***** Supplied data *****

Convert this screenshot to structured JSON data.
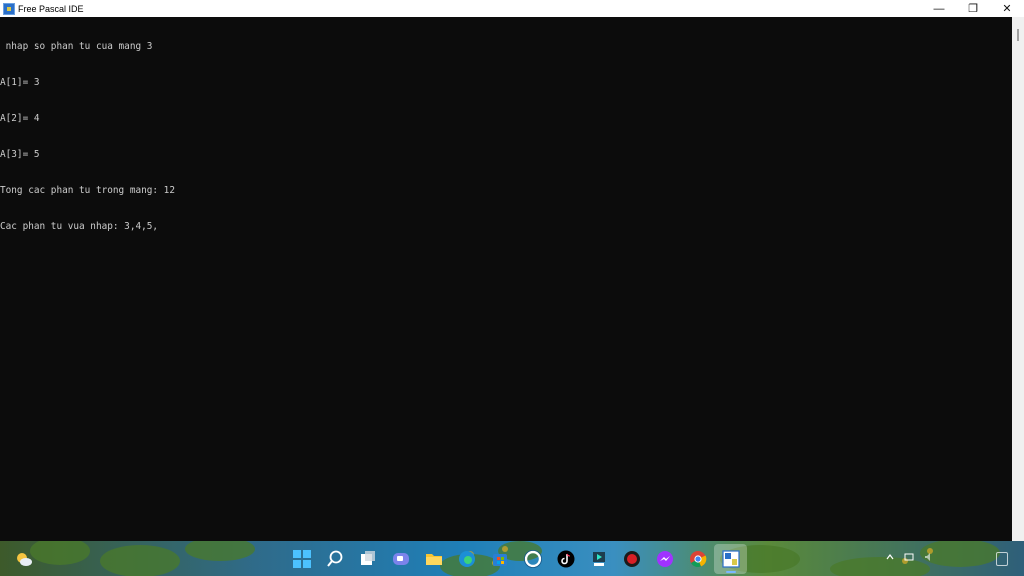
{
  "window": {
    "title": "Free Pascal IDE",
    "controls": {
      "minimize": "—",
      "restore": "❐",
      "close": "✕"
    }
  },
  "console": {
    "lines": [
      " nhap so phan tu cua mang 3",
      "A[1]= 3",
      "A[2]= 4",
      "A[3]= 5",
      "Tong cac phan tu trong mang: 12",
      "Cac phan tu vua nhap: 3,4,5,"
    ],
    "text_color": "#cccccc",
    "background": "#0c0c0c"
  },
  "taskbar": {
    "icons": [
      {
        "name": "start-icon",
        "glyph": "windows"
      },
      {
        "name": "search-icon",
        "glyph": "search"
      },
      {
        "name": "task-view-icon",
        "glyph": "taskview"
      },
      {
        "name": "chat-icon",
        "glyph": "chat"
      },
      {
        "name": "file-explorer-icon",
        "glyph": "folder"
      },
      {
        "name": "edge-icon",
        "glyph": "edge"
      },
      {
        "name": "store-icon",
        "glyph": "store"
      },
      {
        "name": "cortana-icon",
        "glyph": "circle"
      },
      {
        "name": "tiktok-icon",
        "glyph": "tiktok"
      },
      {
        "name": "media-app-icon",
        "glyph": "media"
      },
      {
        "name": "antivirus-icon",
        "glyph": "shield"
      },
      {
        "name": "messenger-icon",
        "glyph": "messenger"
      },
      {
        "name": "chrome-icon",
        "glyph": "chrome"
      },
      {
        "name": "free-pascal-icon",
        "glyph": "pascal",
        "active": true
      }
    ],
    "accent": "#1f7fb8"
  }
}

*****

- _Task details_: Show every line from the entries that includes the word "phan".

- _Reply to the task_:
      " nhap so phan tu cua mang 3",
      "Tong cac phan tu trong mang: 12",
      "Cac phan tu vua nhap: 3,4,5,"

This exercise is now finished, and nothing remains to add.